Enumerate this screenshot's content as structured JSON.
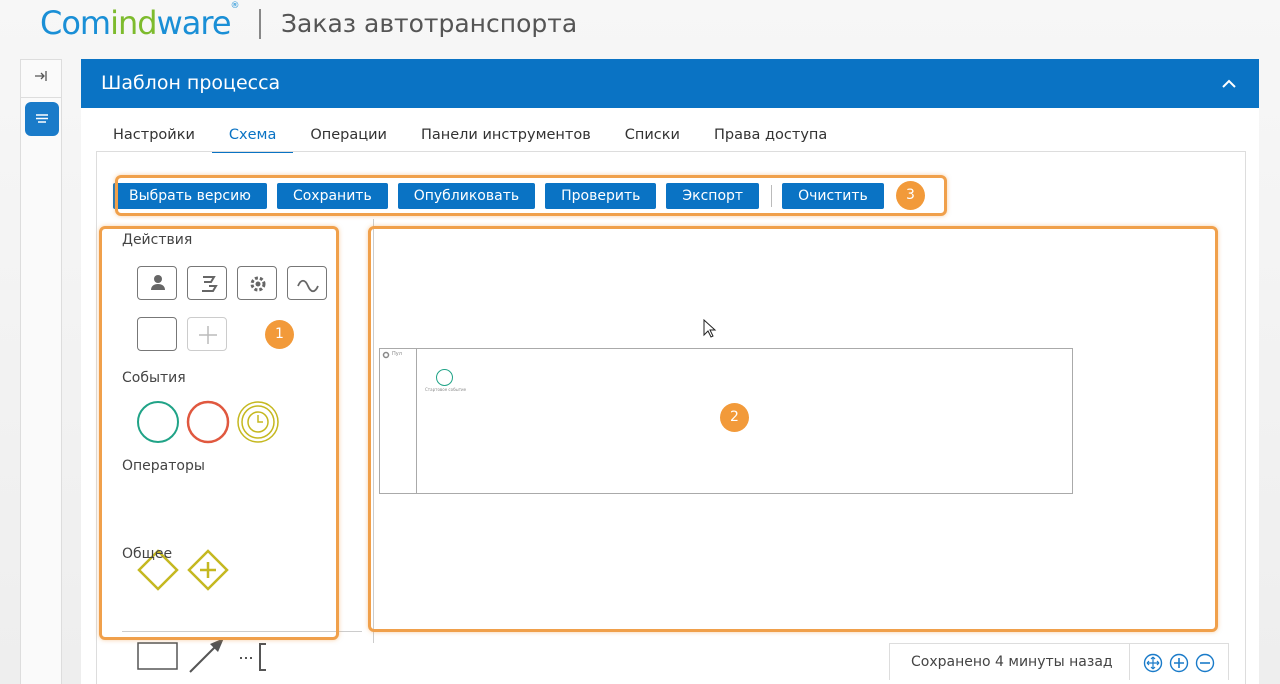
{
  "brand": {
    "part1": "Com",
    "part2": "ind",
    "part3": "ware",
    "reg": "®"
  },
  "app_title": "Заказ автотранспорта",
  "panel": {
    "title": "Шаблон процесса"
  },
  "tabs": [
    {
      "label": "Настройки",
      "active": false
    },
    {
      "label": "Схема",
      "active": true
    },
    {
      "label": "Операции",
      "active": false
    },
    {
      "label": "Панели инструментов",
      "active": false
    },
    {
      "label": "Списки",
      "active": false
    },
    {
      "label": "Права доступа",
      "active": false
    }
  ],
  "toolbar": {
    "select_version": "Выбрать версию",
    "save": "Сохранить",
    "publish": "Опубликовать",
    "check": "Проверить",
    "export": "Экспорт",
    "clear": "Очистить"
  },
  "palette": {
    "actions_title": "Действия",
    "events_title": "События",
    "operators_title": "Операторы",
    "general_title": "Общее"
  },
  "canvas": {
    "lane_name": "Пул",
    "start_event_label": "Стартовое событие"
  },
  "footer": {
    "status": "Сохранено 4 минуты назад"
  },
  "annotations": {
    "palette_badge": "1",
    "canvas_badge": "2",
    "toolbar_badge": "3"
  },
  "colors": {
    "primary": "#0a73c4",
    "accent_orange": "#f0a04b",
    "start_event": "#20a387",
    "end_event": "#e0583f",
    "timer_event": "#c5b820",
    "gateway": "#c5b820"
  }
}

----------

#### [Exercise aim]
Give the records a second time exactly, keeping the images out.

#### [Exercise response]
Enumerate this screenshot's content as structured JSON.
{
  "brand": {
    "part1": "Com",
    "part2": "ind",
    "part3": "ware",
    "reg": "®"
  },
  "app_title": "Заказ автотранспорта",
  "panel": {
    "title": "Шаблон процесса"
  },
  "tabs": [
    {
      "label": "Настройки",
      "active": false
    },
    {
      "label": "Схема",
      "active": true
    },
    {
      "label": "Операции",
      "active": false
    },
    {
      "label": "Панели инструментов",
      "active": false
    },
    {
      "label": "Списки",
      "active": false
    },
    {
      "label": "Права доступа",
      "active": false
    }
  ],
  "toolbar": {
    "select_version": "Выбрать версию",
    "save": "Сохранить",
    "publish": "Опубликовать",
    "check": "Проверить",
    "export": "Экспорт",
    "clear": "Очистить"
  },
  "palette": {
    "actions_title": "Действия",
    "events_title": "События",
    "operators_title": "Операторы",
    "general_title": "Общее"
  },
  "canvas": {
    "lane_name": "Пул",
    "start_event_label": "Стартовое событие"
  },
  "footer": {
    "status": "Сохранено 4 минуты назад"
  },
  "annotations": {
    "palette_badge": "1",
    "canvas_badge": "2",
    "toolbar_badge": "3"
  },
  "colors": {
    "primary": "#0a73c4",
    "accent_orange": "#f0a04b",
    "start_event": "#20a387",
    "end_event": "#e0583f",
    "timer_event": "#c5b820",
    "gateway": "#c5b820"
  }
}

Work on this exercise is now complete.